### DATA

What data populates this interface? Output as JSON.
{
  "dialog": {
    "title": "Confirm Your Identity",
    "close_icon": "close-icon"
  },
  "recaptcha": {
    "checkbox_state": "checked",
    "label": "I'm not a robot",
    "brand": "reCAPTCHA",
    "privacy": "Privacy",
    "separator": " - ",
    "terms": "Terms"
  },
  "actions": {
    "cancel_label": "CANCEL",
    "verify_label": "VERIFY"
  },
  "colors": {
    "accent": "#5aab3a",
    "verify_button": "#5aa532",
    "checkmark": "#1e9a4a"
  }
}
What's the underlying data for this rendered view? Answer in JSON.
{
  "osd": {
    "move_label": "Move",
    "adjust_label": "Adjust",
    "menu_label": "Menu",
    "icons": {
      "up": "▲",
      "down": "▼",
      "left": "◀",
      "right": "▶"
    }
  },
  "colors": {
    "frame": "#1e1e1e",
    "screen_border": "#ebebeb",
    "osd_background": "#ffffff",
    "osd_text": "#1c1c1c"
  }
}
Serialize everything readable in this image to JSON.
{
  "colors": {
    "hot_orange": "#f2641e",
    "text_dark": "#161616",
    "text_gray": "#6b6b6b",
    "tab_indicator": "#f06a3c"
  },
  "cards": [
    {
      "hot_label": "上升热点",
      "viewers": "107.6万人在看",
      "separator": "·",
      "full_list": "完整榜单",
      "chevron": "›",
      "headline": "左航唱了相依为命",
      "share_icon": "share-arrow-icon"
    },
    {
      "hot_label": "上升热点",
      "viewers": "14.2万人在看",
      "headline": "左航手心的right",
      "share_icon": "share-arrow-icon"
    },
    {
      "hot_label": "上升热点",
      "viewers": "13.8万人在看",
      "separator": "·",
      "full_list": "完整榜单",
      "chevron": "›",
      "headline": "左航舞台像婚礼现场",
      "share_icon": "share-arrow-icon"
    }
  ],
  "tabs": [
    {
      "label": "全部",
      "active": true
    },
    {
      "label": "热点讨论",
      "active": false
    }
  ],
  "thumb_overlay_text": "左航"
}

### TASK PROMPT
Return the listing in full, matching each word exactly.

### WRITTEN RESPONSE
What data populates this interface? Output as JSON.
{
  "dialog": {
    "title": "Confirm Your Identity",
    "close_icon": "close-icon"
  },
  "recaptcha": {
    "checkbox_state": "checked",
    "label": "I'm not a robot",
    "brand": "reCAPTCHA",
    "privacy": "Privacy",
    "separator": " - ",
    "terms": "Terms"
  },
  "actions": {
    "cancel_label": "CANCEL",
    "verify_label": "VERIFY"
  },
  "colors": {
    "accent": "#5aab3a",
    "verify_button": "#5aa532",
    "checkmark": "#1e9a4a"
  }
}
What's the underlying data for this rendered view? Answer in JSON.
{
  "osd": {
    "move_label": "Move",
    "adjust_label": "Adjust",
    "menu_label": "Menu",
    "icons": {
      "up": "▲",
      "down": "▼",
      "left": "◀",
      "right": "▶"
    }
  },
  "colors": {
    "frame": "#1e1e1e",
    "screen_border": "#ebebeb",
    "osd_background": "#ffffff",
    "osd_text": "#1c1c1c"
  }
}
Serialize everything readable in this image to JSON.
{
  "colors": {
    "hot_orange": "#f2641e",
    "text_dark": "#161616",
    "text_gray": "#6b6b6b",
    "tab_indicator": "#f06a3c"
  },
  "cards": [
    {
      "hot_label": "上升热点",
      "viewers": "107.6万人在看",
      "separator": "·",
      "full_list": "完整榜单",
      "chevron": "›",
      "headline": "左航唱了相依为命",
      "share_icon": "share-arrow-icon"
    },
    {
      "hot_label": "上升热点",
      "viewers": "14.2万人在看",
      "headline": "左航手心的right",
      "share_icon": "share-arrow-icon"
    },
    {
      "hot_label": "上升热点",
      "viewers": "13.8万人在看",
      "separator": "·",
      "full_list": "完整榜单",
      "chevron": "›",
      "headline": "左航舞台像婚礼现场",
      "share_icon": "share-arrow-icon"
    }
  ],
  "tabs": [
    {
      "label": "全部",
      "active": true
    },
    {
      "label": "热点讨论",
      "active": false
    }
  ],
  "thumb_overlay_text": "左航"
}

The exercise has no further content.